February 4, 2023
Satoshi Nagashima (Expert of Fisheries Extension)
In an article in November 2019, I described that JICA has been implementing a community-based fisheries management project in Vanuatu, the South Pacific, since 2007, known as the "Grace of the Sea Project", which developed an approach to motivate communities to manage their fisheries resource. The current phase 3 (2017-) of the project was working to disseminate the project's approach within Vanuatu and to neighbouring Melanesian countries.
In order to disseminate the approach, preparations were underway to invite officials involved in coastal fisheries management from South Pacific countries (Samoa, Tonga, Fiji, Solomon Islands and Papua New Guinea) to Vanuatu in early April 2020 to hold a regional seminar to develop a regional version of CBFM implementation guidelines. However, due to the global COVID-19 pandemic that began in early 2020, the Japanese experts and volunteers in Vanuatu were forced to urgently return to Japan in March 2020, just two weeks before the seminar was due to take place, and the regional seminar had to be abruptly suspended. After almost two years of project interruption and another preparation period, the regional seminar was held from 1st to 4th February 2023, over three years later.

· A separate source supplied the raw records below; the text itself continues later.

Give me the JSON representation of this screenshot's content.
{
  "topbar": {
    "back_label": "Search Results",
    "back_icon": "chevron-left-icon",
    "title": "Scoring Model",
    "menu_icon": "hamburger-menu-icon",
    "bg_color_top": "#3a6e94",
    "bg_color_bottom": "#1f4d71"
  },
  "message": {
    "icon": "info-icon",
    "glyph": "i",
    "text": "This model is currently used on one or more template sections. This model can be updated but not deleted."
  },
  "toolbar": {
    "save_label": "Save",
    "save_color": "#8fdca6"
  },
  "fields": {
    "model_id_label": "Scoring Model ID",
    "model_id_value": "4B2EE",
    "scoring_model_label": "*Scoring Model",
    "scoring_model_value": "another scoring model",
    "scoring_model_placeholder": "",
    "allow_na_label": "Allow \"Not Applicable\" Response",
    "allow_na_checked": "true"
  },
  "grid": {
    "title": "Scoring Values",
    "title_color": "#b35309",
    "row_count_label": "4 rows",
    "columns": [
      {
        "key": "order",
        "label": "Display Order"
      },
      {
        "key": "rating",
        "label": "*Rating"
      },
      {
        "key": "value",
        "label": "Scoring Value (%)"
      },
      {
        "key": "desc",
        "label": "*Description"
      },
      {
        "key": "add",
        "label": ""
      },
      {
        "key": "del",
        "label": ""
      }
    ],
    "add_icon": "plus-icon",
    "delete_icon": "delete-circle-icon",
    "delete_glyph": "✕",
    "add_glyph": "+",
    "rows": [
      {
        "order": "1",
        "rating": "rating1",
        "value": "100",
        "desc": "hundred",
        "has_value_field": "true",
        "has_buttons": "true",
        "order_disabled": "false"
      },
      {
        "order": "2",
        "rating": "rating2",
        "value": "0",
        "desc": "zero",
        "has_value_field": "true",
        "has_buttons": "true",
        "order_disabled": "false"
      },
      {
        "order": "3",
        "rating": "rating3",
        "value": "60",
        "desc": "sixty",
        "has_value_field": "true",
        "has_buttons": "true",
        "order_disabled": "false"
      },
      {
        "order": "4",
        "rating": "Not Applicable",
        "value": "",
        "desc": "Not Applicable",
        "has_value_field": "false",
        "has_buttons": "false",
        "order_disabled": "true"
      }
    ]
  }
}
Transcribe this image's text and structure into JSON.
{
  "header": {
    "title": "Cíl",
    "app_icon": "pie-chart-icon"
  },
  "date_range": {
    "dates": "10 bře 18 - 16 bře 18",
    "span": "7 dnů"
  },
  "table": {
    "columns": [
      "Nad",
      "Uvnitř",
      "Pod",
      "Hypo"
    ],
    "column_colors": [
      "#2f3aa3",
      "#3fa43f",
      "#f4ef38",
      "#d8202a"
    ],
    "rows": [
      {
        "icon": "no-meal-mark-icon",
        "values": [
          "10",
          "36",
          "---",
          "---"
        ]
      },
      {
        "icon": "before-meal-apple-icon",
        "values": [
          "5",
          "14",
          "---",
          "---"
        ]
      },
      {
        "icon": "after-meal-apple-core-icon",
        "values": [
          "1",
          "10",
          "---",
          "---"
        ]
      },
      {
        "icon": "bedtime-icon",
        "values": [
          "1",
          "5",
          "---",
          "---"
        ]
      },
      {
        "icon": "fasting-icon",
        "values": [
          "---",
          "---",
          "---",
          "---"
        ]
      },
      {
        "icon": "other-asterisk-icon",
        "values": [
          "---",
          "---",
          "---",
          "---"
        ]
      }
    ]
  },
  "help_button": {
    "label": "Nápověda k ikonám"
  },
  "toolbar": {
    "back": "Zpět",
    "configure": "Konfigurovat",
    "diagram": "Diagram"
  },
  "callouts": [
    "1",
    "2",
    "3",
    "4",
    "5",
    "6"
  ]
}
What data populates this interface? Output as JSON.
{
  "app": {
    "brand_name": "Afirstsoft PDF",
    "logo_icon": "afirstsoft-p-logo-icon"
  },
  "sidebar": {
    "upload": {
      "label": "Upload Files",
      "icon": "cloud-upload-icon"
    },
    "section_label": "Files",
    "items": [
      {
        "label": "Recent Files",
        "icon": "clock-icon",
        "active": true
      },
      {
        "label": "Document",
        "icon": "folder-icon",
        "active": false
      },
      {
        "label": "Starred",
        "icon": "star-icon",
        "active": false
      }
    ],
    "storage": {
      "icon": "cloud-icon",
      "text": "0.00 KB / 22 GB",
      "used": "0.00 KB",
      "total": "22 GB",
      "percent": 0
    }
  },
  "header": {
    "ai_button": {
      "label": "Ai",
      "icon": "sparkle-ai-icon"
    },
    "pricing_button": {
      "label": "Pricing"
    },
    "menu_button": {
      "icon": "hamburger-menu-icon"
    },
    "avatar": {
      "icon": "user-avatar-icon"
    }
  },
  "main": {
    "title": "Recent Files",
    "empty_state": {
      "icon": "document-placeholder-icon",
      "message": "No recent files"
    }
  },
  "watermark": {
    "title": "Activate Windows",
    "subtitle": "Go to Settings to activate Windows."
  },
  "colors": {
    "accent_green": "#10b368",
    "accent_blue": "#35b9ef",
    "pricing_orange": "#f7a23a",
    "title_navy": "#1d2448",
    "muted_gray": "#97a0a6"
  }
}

In organising this seminar, talks of collaboration with the Melanesian Spearhead Group (MSG), an intergovernmental organization overseeing the Melanesian countries headquartered in Vanuatu, and the Pacific Community (SPC), an international development organisation overseeing the South Pacific countries, proceeded smoothly, and the seminar was co-hosted with these regional international organisations. In addition, three additional participants from Papua New Guinea were added through MSG's budget support.
The first day of the seminar included an opening speech by the Director General of the MSG, a presentation by the SPC on scaling-up strategies for CBFM, and presentations of activities on CBFM from each participating country. This was also published in the Vanuatu Daily Post, a Vanuatu newspaper. The link to the Vanuatu Daily Post article is:
On the second day, a field trip was planned to visit Emae Island, one of the pilot sites, but had to be cancelled due to an underwater volcanic eruption on neighbouring Epi Island the day before the visit. As someone who had visited Emae Island for five days the week before to prepare for the visit, I am very disappointed and more than that, I feel very sorry for the Emae Island community who had willingly accepted this field trip and had been making preparations for it. As an alternative, we invited the participants to visit Mangaliliu on Efate Island to see the community hatchery that the project had helped with the construction and past project activities. Representatives from Tonga's Fisheries Department looked with great emotion at the second generation of juvenile of giant clams, which were transplanted from Tonga to Vanuatu in 2007, and seemed to realise the importance of intra-regional cooperation.
On the third and fourth days, the Vanuatu version of the CBFM implementation guidelines and tool manual were introduced, followed by a lively discussion on advanced initiatives and case studies from the participating countries. For closing remarks, the Deputy DG of the MSG came and gave a speech despite the holiday. The four-day enriching programme ended successfully with a Kava, a traditional Vanuatu drink.
Activities will continue towards the development of a regional version of the CBFM implementation guidelines based on the discussions at this regional seminar, and I hope that this regional seminar will serve as a catalyst for more active collaboration within the region.
Presentation by counterparts on the current status of CBFM in Vanuatu
Participants from Tonga pose for a photo with the second generation of giant clams transplanted from Tonga to Vanuatu in Phase 1 at the community hatchery in Mangaliliu, Efate
Discussions on CBFM implementation guidelines with participating countries